The final cruise was a 140 mile paddle down the Withlacoochee River starting from Lacoochee which is about to 40 miles north of Lakeland, Florida. Initially we were going to paddle upstream to the source of this river but with time constraints we were unable to do that. It was soon obvious that we had made many major adjustments from our last cruise which showed many positive results. A friend of Chuck’s constructed a beautiful and very efficient splashing cover on his 18 foot canoe. He was well packed and organized. I had achieved less practical results. My packing of the canoe and the organization of the packing within the bags had much improved from that last trip but I felt I could have done a better job after my later assessment of the cruise.

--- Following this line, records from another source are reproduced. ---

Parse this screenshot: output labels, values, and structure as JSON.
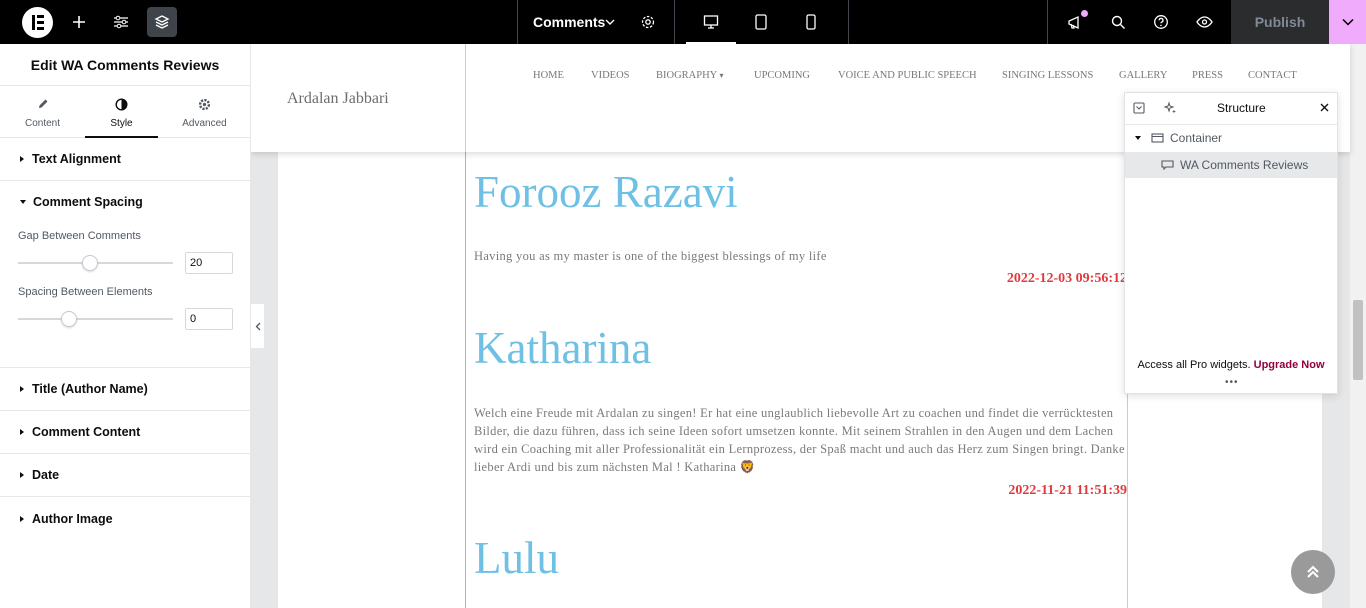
{
  "topbar": {
    "document_title": "Comments",
    "publish_label": "Publish"
  },
  "panel": {
    "title": "Edit WA Comments Reviews",
    "tabs": [
      {
        "label": "Content",
        "icon": "pencil-icon"
      },
      {
        "label": "Style",
        "icon": "contrast-icon"
      },
      {
        "label": "Advanced",
        "icon": "gear-icon"
      }
    ],
    "sections": {
      "text_alignment": "Text Alignment",
      "comment_spacing": "Comment Spacing",
      "title_author": "Title (Author Name)",
      "comment_content": "Comment Content",
      "date": "Date",
      "author_image": "Author Image"
    },
    "controls": {
      "gap_label": "Gap Between Comments",
      "gap_value": "20",
      "spacing_label": "Spacing Between Elements",
      "spacing_value": "0"
    }
  },
  "site": {
    "logo": "Ardalan Jabbari",
    "nav": [
      "HOME",
      "VIDEOS",
      "BIOGRAPHY",
      "UPCOMING",
      "VOICE AND PUBLIC SPEECH",
      "SINGING LESSONS",
      "GALLERY",
      "PRESS",
      "CONTACT"
    ]
  },
  "comments": [
    {
      "author": "Forooz Razavi",
      "text": "Having you as my master is one of the biggest blessings of my life",
      "date": "2022-12-03 09:56:12"
    },
    {
      "author": "Katharina",
      "text": "Welch eine Freude mit Ardalan zu singen! Er hat eine unglaublich liebevolle Art zu coachen und findet die verrücktesten Bilder, die dazu führen, dass ich seine Ideen sofort umsetzen konnte. Mit seinem Strahlen in den Augen und dem Lachen wird ein Coaching mit aller Professionalität ein Lernprozess, der Spaß macht und auch das Herz zum Singen bringt. Danke lieber Ardi und bis zum nächsten Mal ! Katharina 🦁",
      "date": "2022-11-21 11:51:39"
    },
    {
      "author": "Lulu",
      "text": "",
      "date": ""
    }
  ],
  "structure": {
    "title": "Structure",
    "items": [
      "Container",
      "WA Comments Reviews"
    ],
    "footer_text": "Access all Pro widgets.",
    "footer_link": "Upgrade Now"
  }
}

My splash cover idea was quickly tested when I installed my canoe sail and supplementary sail equipment. If I had installed that equipment, my splash cover idea would have worked beautifully at hardly any cost but with the new equipment installation, I had to make more efficient adjustments after this last shakedown cruise.

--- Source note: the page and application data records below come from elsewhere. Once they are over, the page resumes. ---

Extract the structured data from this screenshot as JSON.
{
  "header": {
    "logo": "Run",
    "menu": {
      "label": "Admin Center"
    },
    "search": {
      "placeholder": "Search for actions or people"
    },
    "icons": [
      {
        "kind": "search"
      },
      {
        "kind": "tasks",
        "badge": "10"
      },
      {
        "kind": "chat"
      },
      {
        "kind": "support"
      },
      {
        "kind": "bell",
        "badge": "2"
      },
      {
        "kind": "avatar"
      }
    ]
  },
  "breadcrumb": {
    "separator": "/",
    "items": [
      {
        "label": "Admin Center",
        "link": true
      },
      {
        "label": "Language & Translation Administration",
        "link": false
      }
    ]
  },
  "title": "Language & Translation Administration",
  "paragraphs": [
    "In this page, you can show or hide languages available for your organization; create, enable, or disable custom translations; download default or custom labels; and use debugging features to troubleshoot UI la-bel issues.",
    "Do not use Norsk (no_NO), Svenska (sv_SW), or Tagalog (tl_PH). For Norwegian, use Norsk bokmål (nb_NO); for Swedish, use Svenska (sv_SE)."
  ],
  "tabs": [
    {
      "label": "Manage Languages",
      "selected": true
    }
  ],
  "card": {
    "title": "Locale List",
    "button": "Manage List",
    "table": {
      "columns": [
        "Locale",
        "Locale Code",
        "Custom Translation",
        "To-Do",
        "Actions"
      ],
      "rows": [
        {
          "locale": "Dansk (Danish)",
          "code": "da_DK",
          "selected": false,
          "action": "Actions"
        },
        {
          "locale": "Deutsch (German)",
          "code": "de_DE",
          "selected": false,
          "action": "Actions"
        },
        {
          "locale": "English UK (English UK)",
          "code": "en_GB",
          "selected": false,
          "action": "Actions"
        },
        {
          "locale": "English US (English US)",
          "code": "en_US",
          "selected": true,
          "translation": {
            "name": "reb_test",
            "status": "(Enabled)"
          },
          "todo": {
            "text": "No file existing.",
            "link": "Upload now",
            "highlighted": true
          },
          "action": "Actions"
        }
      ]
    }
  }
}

I purchased a 14 foot long aluminum canoe with a wide girth which has Etho-foam sponsons and with an Etho-foam interior. Although this canoe is much slower and less mobile, it is almost impossible to turn it over due to its width and sponsons. This canoe is well adapted to ocean paddling and sailing, which I plan to do after the Yukon trip. I initially planned to store my canoe in Emmonak for the winter and the following Spring paddle and sail north to Nome, then south down the Bering Sea coast of Alaska and into the North Pacific along the southern coast of Alaska and on to the uninhabited island filled west coast of Canada to Seattle, WA. I plan to do this some time but it will have to be later due to conflicting summer plans. For a three-month venture, I feel I made a mistake in selecting a 14 foot canoe. Although previously, all my canoes have been less than 17 feet, because I did not need such a large canoe for my hunting, fishing and camping expeditions. I feel in this case for storage purposes that a 17 foot canoe is a better selection.
My splash cover is simply a combination of two — 6 by 8 tarp covers that cost 4 dollars apiece at Wal-Mart. I purchased at Home Depot five 8 foot pieces of aluminum half-inch angle and metal screwed the angle on the entire perimeter of my aluminum canoe. Once the angle was installed, I simply fitted the tarps starting from the bow over the angles and fitted a second piece of angle over the tarp into the installed angle and securing it with bungee cords. This type of system affords any type of volume packing one does in his canoe. For example, if I shot a moose, I can simply fit my tarp over the newly raised pile in my canoe and clamp down the adjusted tarp with my bungee cords. The total cost of the effort does not exceed $40. If one tries to purchase commercial splash cover, most exceed $250 and do not afford rapid accessibility to one’s equipment that is covered.
This, of course, is only a cursory overview of information and experiences presently acquired. At the end of the trip, Chuck and I are going to compose an instructional book to assist other interested parties in planning their future trips by citing actual experiences and errors initiated by us. We will explain how we packed our canoes and canoe bags and how we went about the food planning. The book will list the actual equipment we used on this trip and identify any equipment or supplies that we should have taken.